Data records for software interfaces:

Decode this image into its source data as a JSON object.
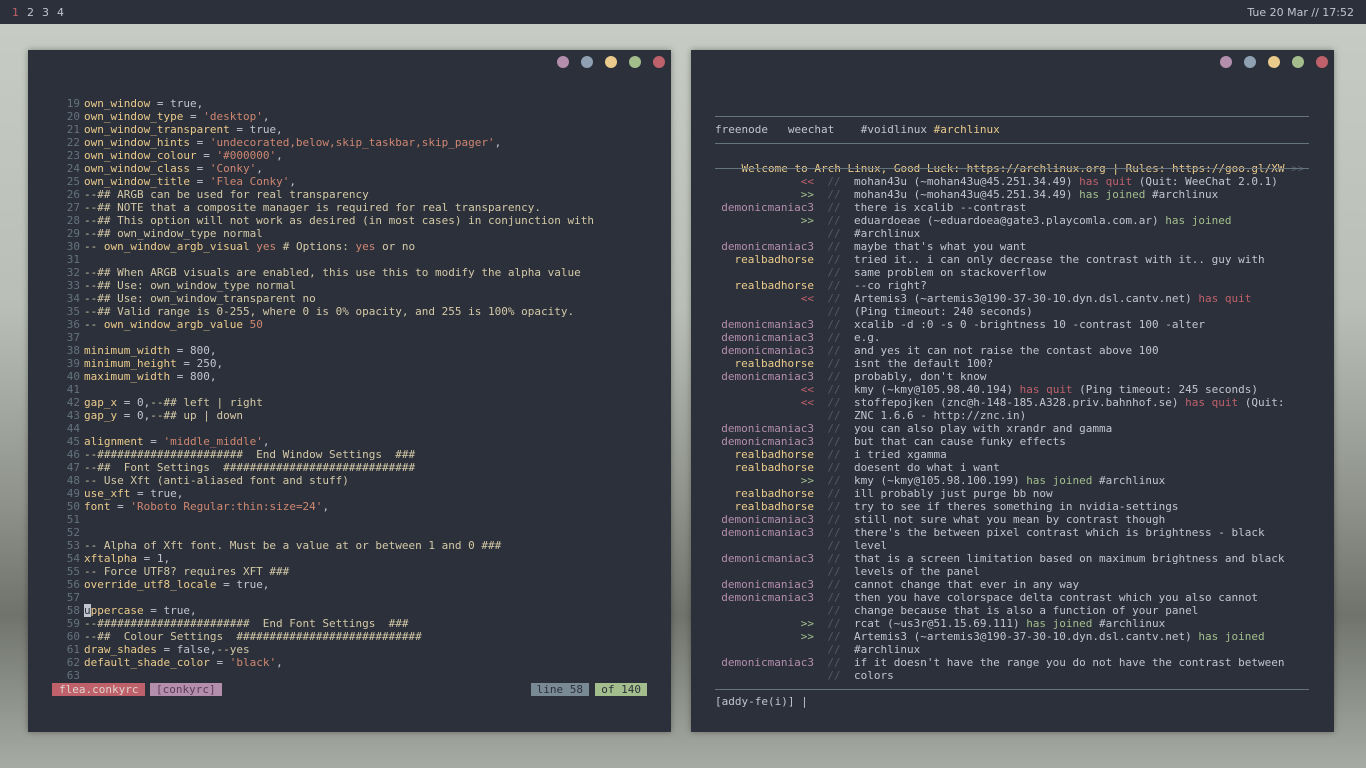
{
  "topbar": {
    "workspaces": [
      "1",
      "2",
      "3",
      "4"
    ],
    "active_workspace": "1",
    "clock": "Tue 20 Mar // 17:52"
  },
  "window_buttons": [
    "#b48ead",
    "#8fa1b3",
    "#ebcb8b",
    "#a3be8c",
    "#bf616a"
  ],
  "editor": {
    "filename": "flea.conkyrc",
    "filetype": "[conkyrc]",
    "line_status": "line 58",
    "of_status": "of 140",
    "lines": [
      {
        "n": "19",
        "t": "own_window = true,"
      },
      {
        "n": "20",
        "t": "own_window_type = 'desktop',"
      },
      {
        "n": "21",
        "t": "own_window_transparent = true,"
      },
      {
        "n": "22",
        "t": "own_window_hints = 'undecorated,below,skip_taskbar,skip_pager',"
      },
      {
        "n": "23",
        "t": "own_window_colour = '#000000',"
      },
      {
        "n": "24",
        "t": "own_window_class = 'Conky',"
      },
      {
        "n": "25",
        "t": "own_window_title = 'Flea Conky',"
      },
      {
        "n": "26",
        "t": "--## ARGB can be used for real transparency"
      },
      {
        "n": "27",
        "t": "--## NOTE that a composite manager is required for real transparency."
      },
      {
        "n": "28",
        "t": "--## This option will not work as desired (in most cases) in conjunction with"
      },
      {
        "n": "29",
        "t": "--## own_window_type normal"
      },
      {
        "n": "30",
        "t": "-- own_window_argb_visual yes # Options: yes or no"
      },
      {
        "n": "31",
        "t": ""
      },
      {
        "n": "32",
        "t": "--## When ARGB visuals are enabled, this use this to modify the alpha value"
      },
      {
        "n": "33",
        "t": "--## Use: own_window_type normal"
      },
      {
        "n": "34",
        "t": "--## Use: own_window_transparent no"
      },
      {
        "n": "35",
        "t": "--## Valid range is 0-255, where 0 is 0% opacity, and 255 is 100% opacity."
      },
      {
        "n": "36",
        "t": "-- own_window_argb_value 50"
      },
      {
        "n": "37",
        "t": ""
      },
      {
        "n": "38",
        "t": "minimum_width = 800,"
      },
      {
        "n": "39",
        "t": "minimum_height = 250,"
      },
      {
        "n": "40",
        "t": "maximum_width = 800,"
      },
      {
        "n": "41",
        "t": ""
      },
      {
        "n": "42",
        "t": "gap_x = 0,--## left | right"
      },
      {
        "n": "43",
        "t": "gap_y = 0,--## up | down"
      },
      {
        "n": "44",
        "t": ""
      },
      {
        "n": "45",
        "t": "alignment = 'middle_middle',"
      },
      {
        "n": "46",
        "t": "--######################  End Window Settings  ###"
      },
      {
        "n": "47",
        "t": "--##  Font Settings  #############################"
      },
      {
        "n": "48",
        "t": "-- Use Xft (anti-aliased font and stuff)"
      },
      {
        "n": "49",
        "t": "use_xft = true,"
      },
      {
        "n": "50",
        "t": "font = 'Roboto Regular:thin:size=24',"
      },
      {
        "n": "51",
        "t": ""
      },
      {
        "n": "52",
        "t": ""
      },
      {
        "n": "53",
        "t": "-- Alpha of Xft font. Must be a value at or between 1 and 0 ###"
      },
      {
        "n": "54",
        "t": "xftalpha = 1,"
      },
      {
        "n": "55",
        "t": "-- Force UTF8? requires XFT ###"
      },
      {
        "n": "56",
        "t": "override_utf8_locale = true,"
      },
      {
        "n": "57",
        "t": ""
      },
      {
        "n": "58",
        "t": "uppercase = true,"
      },
      {
        "n": "59",
        "t": "--#######################  End Font Settings  ###"
      },
      {
        "n": "60",
        "t": "--##  Colour Settings  ############################"
      },
      {
        "n": "61",
        "t": "draw_shades = false,--yes"
      },
      {
        "n": "62",
        "t": "default_shade_color = 'black',"
      },
      {
        "n": "63",
        "t": ""
      }
    ]
  },
  "chat": {
    "buffers": [
      "freenode",
      "weechat",
      "#voidlinux",
      "#archlinux"
    ],
    "topic": "Welcome to Arch Linux, Good Luck: https://archlinux.org | Rules: https://goo.gl/XW",
    "topic_more": ">>",
    "input": "[addy-fe(i)] |",
    "lines": [
      {
        "nick": "<<",
        "k": "q",
        "sep": "//",
        "msg": "mohan43u (~mohan43u@45.251.34.49) ",
        "tag": "has quit",
        "tail": " (Quit: WeeChat 2.0.1)"
      },
      {
        "nick": ">>",
        "k": "j",
        "sep": "//",
        "msg": "mohan43u (~mohan43u@45.251.34.49) ",
        "tag": "has joined",
        "tail": " #archlinux"
      },
      {
        "nick": "demonicmaniac3",
        "k": "dm",
        "sep": "//",
        "msg": "there is xcalib --contrast"
      },
      {
        "nick": ">>",
        "k": "j",
        "sep": "//",
        "msg": "eduardoeae (~eduardoea@gate3.playcomla.com.ar) ",
        "tag": "has joined",
        "tail": ""
      },
      {
        "nick": "",
        "k": "",
        "sep": "//",
        "msg": "#archlinux"
      },
      {
        "nick": "demonicmaniac3",
        "k": "dm",
        "sep": "//",
        "msg": "maybe that's what you want"
      },
      {
        "nick": "realbadhorse",
        "k": "rb",
        "sep": "//",
        "msg": "tried it.. i can only decrease the contrast with it.. guy with"
      },
      {
        "nick": "",
        "k": "",
        "sep": "//",
        "msg": "same problem on stackoverflow"
      },
      {
        "nick": "realbadhorse",
        "k": "rb",
        "sep": "//",
        "msg": "--co right?"
      },
      {
        "nick": "<<",
        "k": "q",
        "sep": "//",
        "msg": "Artemis3 (~artemis3@190-37-30-10.dyn.dsl.cantv.net) ",
        "tag": "has quit",
        "tail": ""
      },
      {
        "nick": "",
        "k": "",
        "sep": "//",
        "msg": "(Ping timeout: 240 seconds)"
      },
      {
        "nick": "demonicmaniac3",
        "k": "dm",
        "sep": "//",
        "msg": "xcalib -d :0 -s 0 -brightness 10 -contrast 100 -alter"
      },
      {
        "nick": "demonicmaniac3",
        "k": "dm",
        "sep": "//",
        "msg": "e.g."
      },
      {
        "nick": "demonicmaniac3",
        "k": "dm",
        "sep": "//",
        "msg": "and yes it can not raise the contast above 100"
      },
      {
        "nick": "realbadhorse",
        "k": "rb",
        "sep": "//",
        "msg": "isnt the default 100?"
      },
      {
        "nick": "demonicmaniac3",
        "k": "dm",
        "sep": "//",
        "msg": "probably, don't know"
      },
      {
        "nick": "<<",
        "k": "q",
        "sep": "//",
        "msg": "kmy (~kmy@105.98.40.194) ",
        "tag": "has quit",
        "tail": " (Ping timeout: 245 seconds)"
      },
      {
        "nick": "<<",
        "k": "q",
        "sep": "//",
        "msg": "stoffepojken (znc@h-148-185.A328.priv.bahnhof.se) ",
        "tag": "has quit",
        "tail": " (Quit:"
      },
      {
        "nick": "",
        "k": "",
        "sep": "//",
        "msg": "ZNC 1.6.6 - http://znc.in)"
      },
      {
        "nick": "demonicmaniac3",
        "k": "dm",
        "sep": "//",
        "msg": "you can also play with xrandr and gamma"
      },
      {
        "nick": "demonicmaniac3",
        "k": "dm",
        "sep": "//",
        "msg": "but that can cause funky effects"
      },
      {
        "nick": "realbadhorse",
        "k": "rb",
        "sep": "//",
        "msg": "i tried xgamma"
      },
      {
        "nick": "realbadhorse",
        "k": "rb",
        "sep": "//",
        "msg": "doesent do what i want"
      },
      {
        "nick": ">>",
        "k": "j",
        "sep": "//",
        "msg": "kmy (~kmy@105.98.100.199) ",
        "tag": "has joined",
        "tail": " #archlinux"
      },
      {
        "nick": "realbadhorse",
        "k": "rb",
        "sep": "//",
        "msg": "ill probably just purge bb now"
      },
      {
        "nick": "realbadhorse",
        "k": "rb",
        "sep": "//",
        "msg": "try to see if theres something in nvidia-settings"
      },
      {
        "nick": "demonicmaniac3",
        "k": "dm",
        "sep": "//",
        "msg": "still not sure what you mean by contrast though"
      },
      {
        "nick": "demonicmaniac3",
        "k": "dm",
        "sep": "//",
        "msg": "there's the between pixel contrast which is brightness - black"
      },
      {
        "nick": "",
        "k": "",
        "sep": "//",
        "msg": "level"
      },
      {
        "nick": "demonicmaniac3",
        "k": "dm",
        "sep": "//",
        "msg": "that is a screen limitation based on maximum brightness and black"
      },
      {
        "nick": "",
        "k": "",
        "sep": "//",
        "msg": "levels of the panel"
      },
      {
        "nick": "demonicmaniac3",
        "k": "dm",
        "sep": "//",
        "msg": "cannot change that ever in any way"
      },
      {
        "nick": "demonicmaniac3",
        "k": "dm",
        "sep": "//",
        "msg": "then you have colorspace delta contrast which you also cannot"
      },
      {
        "nick": "",
        "k": "",
        "sep": "//",
        "msg": "change because that is also a function of your panel"
      },
      {
        "nick": ">>",
        "k": "j",
        "sep": "//",
        "msg": "rcat (~us3r@51.15.69.111) ",
        "tag": "has joined",
        "tail": " #archlinux"
      },
      {
        "nick": ">>",
        "k": "j",
        "sep": "//",
        "msg": "Artemis3 (~artemis3@190-37-30-10.dyn.dsl.cantv.net) ",
        "tag": "has joined",
        "tail": ""
      },
      {
        "nick": "",
        "k": "",
        "sep": "//",
        "msg": "#archlinux"
      },
      {
        "nick": "demonicmaniac3",
        "k": "dm",
        "sep": "//",
        "msg": "if it doesn't have the range you do not have the contrast between"
      },
      {
        "nick": "",
        "k": "",
        "sep": "//",
        "msg": "colors"
      }
    ]
  }
}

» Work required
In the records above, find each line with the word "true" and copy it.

» Expected output
        "t": "own_window = true,"
        "t": "own_window_transparent = true,"
        "t": "use_xft = true,"
        "t": "override_utf8_locale = true,"
        "t": "uppercase = true,"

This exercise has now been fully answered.